▶ [WORK TASK]:
Copy down every line of the data that follows exactly. Omit the pictures.

(Data entries)

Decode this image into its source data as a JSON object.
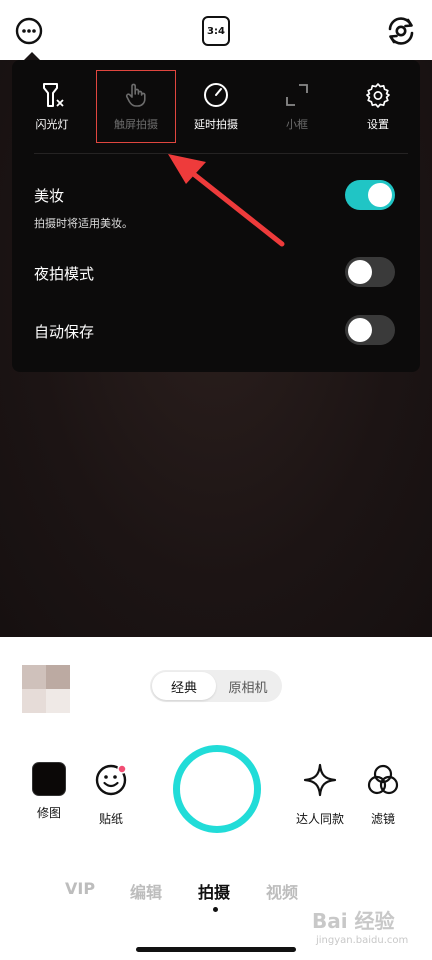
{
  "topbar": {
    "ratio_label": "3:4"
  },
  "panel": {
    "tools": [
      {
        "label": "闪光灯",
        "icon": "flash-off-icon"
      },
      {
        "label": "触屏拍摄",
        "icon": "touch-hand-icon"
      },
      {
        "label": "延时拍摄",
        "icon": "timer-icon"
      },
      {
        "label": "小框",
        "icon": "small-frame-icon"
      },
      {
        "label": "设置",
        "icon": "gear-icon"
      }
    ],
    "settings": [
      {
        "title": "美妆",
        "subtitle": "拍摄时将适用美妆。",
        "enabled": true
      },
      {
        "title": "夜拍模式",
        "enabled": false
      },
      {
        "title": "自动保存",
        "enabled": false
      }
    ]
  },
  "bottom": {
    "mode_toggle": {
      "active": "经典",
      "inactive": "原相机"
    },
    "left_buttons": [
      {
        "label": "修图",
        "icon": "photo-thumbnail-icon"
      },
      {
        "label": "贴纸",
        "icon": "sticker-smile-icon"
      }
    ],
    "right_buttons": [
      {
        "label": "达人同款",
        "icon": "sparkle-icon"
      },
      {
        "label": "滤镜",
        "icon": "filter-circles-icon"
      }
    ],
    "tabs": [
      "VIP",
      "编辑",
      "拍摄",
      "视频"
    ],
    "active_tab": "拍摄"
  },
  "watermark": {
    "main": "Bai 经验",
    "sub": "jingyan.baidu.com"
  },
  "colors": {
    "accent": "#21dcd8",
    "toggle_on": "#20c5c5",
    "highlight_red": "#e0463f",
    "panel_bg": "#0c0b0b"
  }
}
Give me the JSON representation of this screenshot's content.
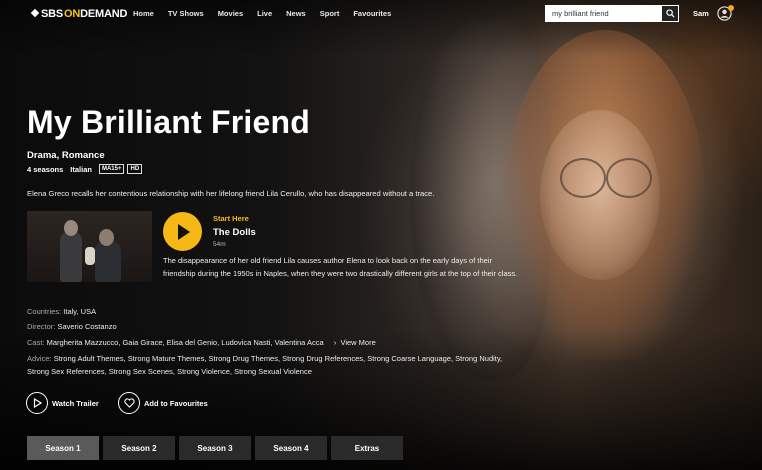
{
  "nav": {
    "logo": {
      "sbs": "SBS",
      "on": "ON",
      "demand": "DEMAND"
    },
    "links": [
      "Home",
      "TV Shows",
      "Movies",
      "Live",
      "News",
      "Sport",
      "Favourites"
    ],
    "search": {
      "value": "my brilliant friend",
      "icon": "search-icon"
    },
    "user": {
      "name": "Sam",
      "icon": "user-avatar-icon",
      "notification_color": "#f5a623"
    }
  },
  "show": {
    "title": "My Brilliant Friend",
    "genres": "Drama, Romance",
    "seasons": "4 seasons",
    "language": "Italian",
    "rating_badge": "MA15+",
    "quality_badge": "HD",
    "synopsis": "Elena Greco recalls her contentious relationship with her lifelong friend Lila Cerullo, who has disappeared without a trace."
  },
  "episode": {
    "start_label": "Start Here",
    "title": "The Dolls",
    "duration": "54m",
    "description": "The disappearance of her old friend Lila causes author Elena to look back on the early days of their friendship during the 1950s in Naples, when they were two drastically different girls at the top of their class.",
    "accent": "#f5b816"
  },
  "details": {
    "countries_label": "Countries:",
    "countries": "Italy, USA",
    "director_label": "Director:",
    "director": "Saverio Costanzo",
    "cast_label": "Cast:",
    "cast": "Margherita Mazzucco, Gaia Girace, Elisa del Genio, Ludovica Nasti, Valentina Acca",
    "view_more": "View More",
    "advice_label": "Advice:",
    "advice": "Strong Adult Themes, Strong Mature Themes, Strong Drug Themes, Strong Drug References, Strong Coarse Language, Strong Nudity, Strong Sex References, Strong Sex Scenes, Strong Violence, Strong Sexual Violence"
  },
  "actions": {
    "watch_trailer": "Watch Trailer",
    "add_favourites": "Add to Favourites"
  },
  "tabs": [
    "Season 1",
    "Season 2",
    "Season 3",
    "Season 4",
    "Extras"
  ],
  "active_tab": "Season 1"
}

▶ [EXERCISE RESPONSE]:
Decode this image into its source data as a JSON object.
{
  "topbar": {
    "ratio_label": "3:4"
  },
  "panel": {
    "tools": [
      {
        "label": "闪光灯",
        "icon": "flash-off-icon"
      },
      {
        "label": "触屏拍摄",
        "icon": "touch-hand-icon"
      },
      {
        "label": "延时拍摄",
        "icon": "timer-icon"
      },
      {
        "label": "小框",
        "icon": "small-frame-icon"
      },
      {
        "label": "设置",
        "icon": "gear-icon"
      }
    ],
    "settings": [
      {
        "title": "美妆",
        "subtitle": "拍摄时将适用美妆。",
        "enabled": true
      },
      {
        "title": "夜拍模式",
        "enabled": false
      },
      {
        "title": "自动保存",
        "enabled": false
      }
    ]
  },
  "bottom": {
    "mode_toggle": {
      "active": "经典",
      "inactive": "原相机"
    },
    "left_buttons": [
      {
        "label": "修图",
        "icon": "photo-thumbnail-icon"
      },
      {
        "label": "贴纸",
        "icon": "sticker-smile-icon"
      }
    ],
    "right_buttons": [
      {
        "label": "达人同款",
        "icon": "sparkle-icon"
      },
      {
        "label": "滤镜",
        "icon": "filter-circles-icon"
      }
    ],
    "tabs": [
      "VIP",
      "编辑",
      "拍摄",
      "视频"
    ],
    "active_tab": "拍摄"
  },
  "watermark": {
    "main": "Bai 经验",
    "sub": "jingyan.baidu.com"
  },
  "colors": {
    "accent": "#21dcd8",
    "toggle_on": "#20c5c5",
    "highlight_red": "#e0463f",
    "panel_bg": "#0c0b0b"
  }
}
Give me the JSON representation of this screenshot's content.
{
  "nav": {
    "logo": {
      "sbs": "SBS",
      "on": "ON",
      "demand": "DEMAND"
    },
    "links": [
      "Home",
      "TV Shows",
      "Movies",
      "Live",
      "News",
      "Sport",
      "Favourites"
    ],
    "search": {
      "value": "my brilliant friend",
      "icon": "search-icon"
    },
    "user": {
      "name": "Sam",
      "icon": "user-avatar-icon",
      "notification_color": "#f5a623"
    }
  },
  "show": {
    "title": "My Brilliant Friend",
    "genres": "Drama, Romance",
    "seasons": "4 seasons",
    "language": "Italian",
    "rating_badge": "MA15+",
    "quality_badge": "HD",
    "synopsis": "Elena Greco recalls her contentious relationship with her lifelong friend Lila Cerullo, who has disappeared without a trace."
  },
  "episode": {
    "start_label": "Start Here",
    "title": "The Dolls",
    "duration": "54m",
    "description": "The disappearance of her old friend Lila causes author Elena to look back on the early days of their friendship during the 1950s in Naples, when they were two drastically different girls at the top of their class.",
    "accent": "#f5b816"
  },
  "details": {
    "countries_label": "Countries:",
    "countries": "Italy, USA",
    "director_label": "Director:",
    "director": "Saverio Costanzo",
    "cast_label": "Cast:",
    "cast": "Margherita Mazzucco, Gaia Girace, Elisa del Genio, Ludovica Nasti, Valentina Acca",
    "view_more": "View More",
    "advice_label": "Advice:",
    "advice": "Strong Adult Themes, Strong Mature Themes, Strong Drug Themes, Strong Drug References, Strong Coarse Language, Strong Nudity, Strong Sex References, Strong Sex Scenes, Strong Violence, Strong Sexual Violence"
  },
  "actions": {
    "watch_trailer": "Watch Trailer",
    "add_favourites": "Add to Favourites"
  },
  "tabs": [
    "Season 1",
    "Season 2",
    "Season 3",
    "Season 4",
    "Extras"
  ],
  "active_tab": "Season 1"
}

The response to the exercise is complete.